Chevron Global Aviation, which operates five oil refineries, “will withdraw from marketing Chevron- and Texaco-branded aviation fuels in 27 states [approximately 200 locations],” the company said in a statement issued last week.
When the Senate passed an FAA reauthorization bill in late March, the general aviation community breathed a little easier. Like the companion legislation already passed in the House, it did not contain any user fees for GA.
Piper Aircraft’s entrant into the Light Sport Aviation (LSA) segment, the two-seat PiperSport, is parked in the static display here, its first venture outside of the U.S. in Piper colors. The U.S. manufacturer, which is making its Singapore Airshow debut, launched the aircraft last month.
Shell Aviation (Booth No. 3259) is offering a new customer loyalty rewards program for purchasers of Shell-branded aviation gasoline and jet fuel at participating Shell Aviation FBOs around the country. The new Shell AeroClass program allows individuals or organizations to earn points based on fuel purchases, which can be redeemed for MasterCard gift cards.
Jeffrey Skiles, the first officer of the US Airways Airbus A320 that successfully ditched into the Hudson River on January 15, saving 155 lives, is appearing at the Phillips 66 Aviation booth (No. 2613) to regale attendees with compelling stories about that memorable day and other interesting experiences during his 23-year career at US Airways.
Even though the nation’s airlines are playing nice with general aviation over the contentious question of user fees, the Obama Administration has clearly signaled that it wants to fund the FAA with more user fees in Fiscal Year 2011.
In late March, Congress approved legislation to extend FAA funding from March 31 until September 30, the end of Fiscal Year 2009. While the extension gives lawmakers more time to work on H.R.915, “The FAA Reauthorization Act of 2009,” Rep. John Mica (R-Fla.), the ranking Republican on the Transportation and Infrastructure Committee, blasted Democrats over continued delays in reauthorizing the FAA.
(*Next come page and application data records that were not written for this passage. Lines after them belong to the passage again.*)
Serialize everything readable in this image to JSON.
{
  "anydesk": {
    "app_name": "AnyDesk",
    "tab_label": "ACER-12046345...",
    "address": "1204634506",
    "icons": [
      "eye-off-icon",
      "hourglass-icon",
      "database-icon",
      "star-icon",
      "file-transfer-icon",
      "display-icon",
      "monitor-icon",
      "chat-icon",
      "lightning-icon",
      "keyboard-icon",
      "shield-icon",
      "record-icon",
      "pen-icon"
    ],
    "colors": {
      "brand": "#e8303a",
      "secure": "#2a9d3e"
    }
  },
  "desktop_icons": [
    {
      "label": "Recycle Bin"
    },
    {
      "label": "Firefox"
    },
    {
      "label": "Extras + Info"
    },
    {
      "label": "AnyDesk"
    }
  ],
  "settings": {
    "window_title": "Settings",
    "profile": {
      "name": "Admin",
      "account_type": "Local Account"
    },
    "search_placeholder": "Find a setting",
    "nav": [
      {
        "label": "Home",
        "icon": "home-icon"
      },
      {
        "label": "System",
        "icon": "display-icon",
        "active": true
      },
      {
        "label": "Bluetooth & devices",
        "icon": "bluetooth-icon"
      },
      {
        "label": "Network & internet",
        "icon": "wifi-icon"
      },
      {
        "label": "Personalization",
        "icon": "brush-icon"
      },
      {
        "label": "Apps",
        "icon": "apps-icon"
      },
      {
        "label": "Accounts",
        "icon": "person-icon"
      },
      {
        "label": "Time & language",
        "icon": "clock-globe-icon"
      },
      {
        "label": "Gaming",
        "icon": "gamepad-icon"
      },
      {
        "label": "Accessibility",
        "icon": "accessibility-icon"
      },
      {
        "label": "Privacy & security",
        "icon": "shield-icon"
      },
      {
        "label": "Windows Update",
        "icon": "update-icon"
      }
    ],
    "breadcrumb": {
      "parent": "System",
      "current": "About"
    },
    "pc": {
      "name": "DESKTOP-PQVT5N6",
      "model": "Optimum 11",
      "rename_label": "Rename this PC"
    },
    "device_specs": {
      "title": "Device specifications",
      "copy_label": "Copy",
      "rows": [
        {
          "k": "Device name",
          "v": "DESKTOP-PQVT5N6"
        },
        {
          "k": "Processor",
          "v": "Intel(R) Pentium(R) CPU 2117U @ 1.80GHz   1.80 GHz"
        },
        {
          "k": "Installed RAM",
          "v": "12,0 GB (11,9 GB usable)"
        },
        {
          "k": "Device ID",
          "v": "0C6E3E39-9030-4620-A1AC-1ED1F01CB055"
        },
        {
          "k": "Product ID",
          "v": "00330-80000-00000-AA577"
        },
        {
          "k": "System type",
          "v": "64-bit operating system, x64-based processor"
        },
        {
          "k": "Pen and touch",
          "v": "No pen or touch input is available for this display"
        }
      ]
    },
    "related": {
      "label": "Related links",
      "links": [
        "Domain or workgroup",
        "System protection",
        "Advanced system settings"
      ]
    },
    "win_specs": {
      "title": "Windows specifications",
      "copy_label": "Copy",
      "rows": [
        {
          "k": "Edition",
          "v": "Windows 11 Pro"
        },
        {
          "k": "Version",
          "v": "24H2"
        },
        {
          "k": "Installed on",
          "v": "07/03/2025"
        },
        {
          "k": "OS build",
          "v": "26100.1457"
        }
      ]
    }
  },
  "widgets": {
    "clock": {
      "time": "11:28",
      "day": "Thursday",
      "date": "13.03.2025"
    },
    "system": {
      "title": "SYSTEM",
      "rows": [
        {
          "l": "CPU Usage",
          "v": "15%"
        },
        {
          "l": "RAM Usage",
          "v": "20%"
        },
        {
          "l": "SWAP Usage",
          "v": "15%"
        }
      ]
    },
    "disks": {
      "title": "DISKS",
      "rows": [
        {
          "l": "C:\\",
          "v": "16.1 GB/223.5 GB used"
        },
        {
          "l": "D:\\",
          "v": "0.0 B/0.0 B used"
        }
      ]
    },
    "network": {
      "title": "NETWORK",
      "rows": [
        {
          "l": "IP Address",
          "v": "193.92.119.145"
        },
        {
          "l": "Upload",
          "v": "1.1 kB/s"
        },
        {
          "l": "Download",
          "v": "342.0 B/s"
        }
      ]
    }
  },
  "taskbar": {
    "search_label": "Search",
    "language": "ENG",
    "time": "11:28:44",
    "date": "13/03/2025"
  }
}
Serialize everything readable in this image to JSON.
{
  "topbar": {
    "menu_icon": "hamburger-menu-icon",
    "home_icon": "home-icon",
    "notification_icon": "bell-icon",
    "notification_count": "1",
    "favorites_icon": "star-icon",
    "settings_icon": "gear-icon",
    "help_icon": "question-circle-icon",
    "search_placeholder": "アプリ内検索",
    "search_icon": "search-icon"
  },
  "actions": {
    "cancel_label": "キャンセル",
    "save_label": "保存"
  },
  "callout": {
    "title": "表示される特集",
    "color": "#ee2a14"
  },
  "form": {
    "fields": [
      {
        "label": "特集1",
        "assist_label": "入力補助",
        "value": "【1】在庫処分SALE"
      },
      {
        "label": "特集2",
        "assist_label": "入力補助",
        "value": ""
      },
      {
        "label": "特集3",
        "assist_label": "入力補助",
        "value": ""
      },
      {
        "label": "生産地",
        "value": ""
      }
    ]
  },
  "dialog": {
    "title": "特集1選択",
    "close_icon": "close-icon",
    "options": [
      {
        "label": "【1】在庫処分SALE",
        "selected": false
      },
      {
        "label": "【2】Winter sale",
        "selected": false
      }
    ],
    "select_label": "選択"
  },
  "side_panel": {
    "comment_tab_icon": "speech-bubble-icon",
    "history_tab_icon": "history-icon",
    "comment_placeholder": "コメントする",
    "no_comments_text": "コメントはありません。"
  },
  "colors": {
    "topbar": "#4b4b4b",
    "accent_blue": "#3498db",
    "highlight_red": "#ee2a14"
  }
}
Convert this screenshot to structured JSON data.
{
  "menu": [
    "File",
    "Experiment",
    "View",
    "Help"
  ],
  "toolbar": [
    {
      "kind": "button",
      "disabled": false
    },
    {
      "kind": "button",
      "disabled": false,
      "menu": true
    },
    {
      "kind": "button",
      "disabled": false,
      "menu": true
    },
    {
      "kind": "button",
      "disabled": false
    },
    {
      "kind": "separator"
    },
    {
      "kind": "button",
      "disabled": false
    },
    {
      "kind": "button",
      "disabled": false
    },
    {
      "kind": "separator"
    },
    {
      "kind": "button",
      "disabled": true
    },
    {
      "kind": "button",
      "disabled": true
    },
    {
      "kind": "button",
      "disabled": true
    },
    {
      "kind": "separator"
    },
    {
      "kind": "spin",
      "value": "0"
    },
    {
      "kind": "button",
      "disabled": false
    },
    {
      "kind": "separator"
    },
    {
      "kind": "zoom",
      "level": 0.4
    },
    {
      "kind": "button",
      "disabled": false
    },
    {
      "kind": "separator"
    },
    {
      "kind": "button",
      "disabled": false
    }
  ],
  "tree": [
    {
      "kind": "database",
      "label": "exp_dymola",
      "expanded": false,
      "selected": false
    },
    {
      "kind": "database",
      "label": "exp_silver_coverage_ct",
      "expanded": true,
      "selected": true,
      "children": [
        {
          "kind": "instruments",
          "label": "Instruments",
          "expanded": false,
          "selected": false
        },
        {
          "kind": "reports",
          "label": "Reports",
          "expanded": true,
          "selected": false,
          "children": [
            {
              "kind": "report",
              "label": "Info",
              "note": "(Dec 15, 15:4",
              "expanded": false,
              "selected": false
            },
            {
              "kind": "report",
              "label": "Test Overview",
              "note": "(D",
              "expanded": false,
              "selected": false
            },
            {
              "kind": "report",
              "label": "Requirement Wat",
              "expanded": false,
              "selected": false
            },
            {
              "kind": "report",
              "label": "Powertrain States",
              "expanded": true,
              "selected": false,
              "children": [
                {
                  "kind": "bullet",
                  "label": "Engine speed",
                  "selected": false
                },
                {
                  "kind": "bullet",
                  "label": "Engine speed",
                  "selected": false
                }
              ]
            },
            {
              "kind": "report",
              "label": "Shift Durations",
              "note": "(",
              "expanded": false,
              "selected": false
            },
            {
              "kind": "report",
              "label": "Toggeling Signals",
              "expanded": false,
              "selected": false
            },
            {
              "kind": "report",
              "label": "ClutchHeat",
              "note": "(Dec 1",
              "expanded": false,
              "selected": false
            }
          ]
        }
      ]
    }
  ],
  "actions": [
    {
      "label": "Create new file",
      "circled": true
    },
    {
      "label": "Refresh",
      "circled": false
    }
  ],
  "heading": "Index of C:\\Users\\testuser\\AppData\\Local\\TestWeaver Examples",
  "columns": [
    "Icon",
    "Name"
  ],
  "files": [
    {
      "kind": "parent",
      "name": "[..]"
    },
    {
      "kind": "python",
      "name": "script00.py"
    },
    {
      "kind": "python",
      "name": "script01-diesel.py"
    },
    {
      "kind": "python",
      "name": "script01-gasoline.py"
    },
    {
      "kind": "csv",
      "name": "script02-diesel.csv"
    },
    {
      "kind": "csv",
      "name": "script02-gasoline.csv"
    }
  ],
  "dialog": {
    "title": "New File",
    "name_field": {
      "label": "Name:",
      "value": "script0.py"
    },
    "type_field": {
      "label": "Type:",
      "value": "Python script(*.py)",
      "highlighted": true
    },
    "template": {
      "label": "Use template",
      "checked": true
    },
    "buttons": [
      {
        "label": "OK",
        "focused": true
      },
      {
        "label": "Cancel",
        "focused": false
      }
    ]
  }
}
With pressure increasing on the Environmental Protection Agency to mandate elimination of tetraethyl lead from avgas, Teledyne Continental Motors (TCM) has stepped up research into alternative fuels for aircraft piston engines.
Just two days after the second Rolls-Royce RR300-powered Robinson R66 made its first flight in February, Robinson Helicopter CEO Frank Rob- inson still had little good to say about small turbine-powered helicopters.
When President Bush signed a bill extending FAA taxes and programs for six months, the whole FAA reauthorization imbroglio landed in the laps of the new President and the new Congress.